Let us change and make a revolution

  • Time for change *

“The door for change is open for all time. The next moment we take the first step from us, the universe will create all the forces for achieving it,” said , Nammazlvar – The agriculture scientist
This proverb is very consistent with the changes of the emerging 2020s. It is time for change. * Food is the medicine and the medicine is the food* where this line gets immunity nowadays in this pandemic of Covid 19 to grow up our immune system.
The claim is that this community is growing and growing.
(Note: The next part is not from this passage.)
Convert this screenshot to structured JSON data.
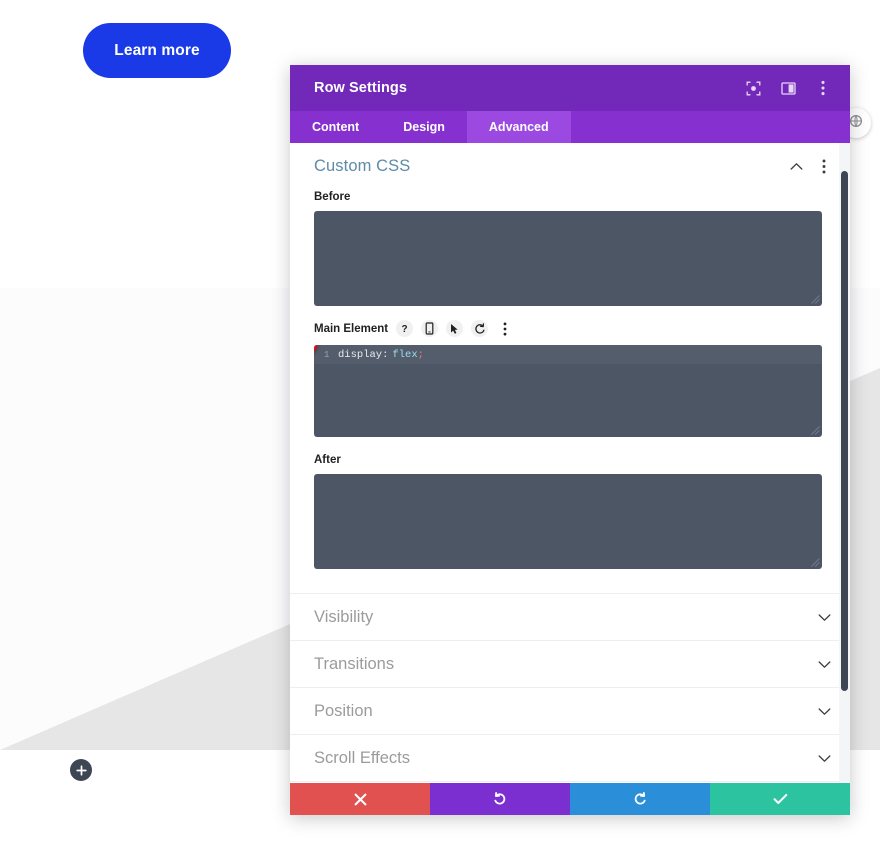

With the economic downturn, hunger, disease and long-distance migrant workers, all they can expect is just a good meal.
Agriculture is the backbone of the Indian economy but it accounts for only 14% of GDP.

Reliance, Tata Families Why Don’t Invest in Agriculture?
If they do, the new farming technologies abroad will benefit the Indian people, and it may inspire a lot of small investors. We go with the lure of money. So the top investment in agriculture is to make a good profit.

Have Ambani not invested in agriculture ? In 1997, the Jamnagar Refinery was one of the country’s largest pollutants and was the biggest threat to Reliance. After a serious threat from the government, they turned the Jamnagar barren wasteland into a mango orchid. Currently it is said to be * Dhirubai Ambani Lakhibag Amrayee *. It is the best mango orchid in Asia. More than 1.3 lakh plants of over 200 species.

In a few years the barren lands were turned into lush countryside.
The mangoes produced are excellent in quality and are widely exported worldwide. The company has become one of the biggest exporters of mangoes in the society and a great business opportunity.
While large investment firms invest in agriculture, the resilience of farmers of intermediaries and agricultural marketing comes to an end. It will also be a major contributor to Indian GDP and stimulate raise in the standard of living. Needs are becoming greater for man because of the involvement of money but changes in lifestyle.

Similarly, the impact of food production on India’s independence was very worrying. The sky is gone. Due to the lack of food, starvation deaths among people have developed into a disease in India. The Green Revolution was a project introduced in the 1940s. It is still spoken of as a major contributor to the uplift of the socioeconomic economy.
The result? Controversies of the Green Revolution Project. The project was based on the people then, and as a result, chemicals are causing diabetes, cancer and infertility. We have been restoring natural agriculture quite a bit. We need to create natural agriculture as a gateway to change.

The kitchen gardening revolution of 2020 where you grow you eat healthier as much . It helps in preventing the toxic chemicals , purely hygienic nutrients that enhance your immune and to a part of hobby, exercise etc.

“It’s time for change, let’s get rid of the sickness, let the dawn of the eyes of the owl come to life. Let us value the nutritious food.
Dharshini N.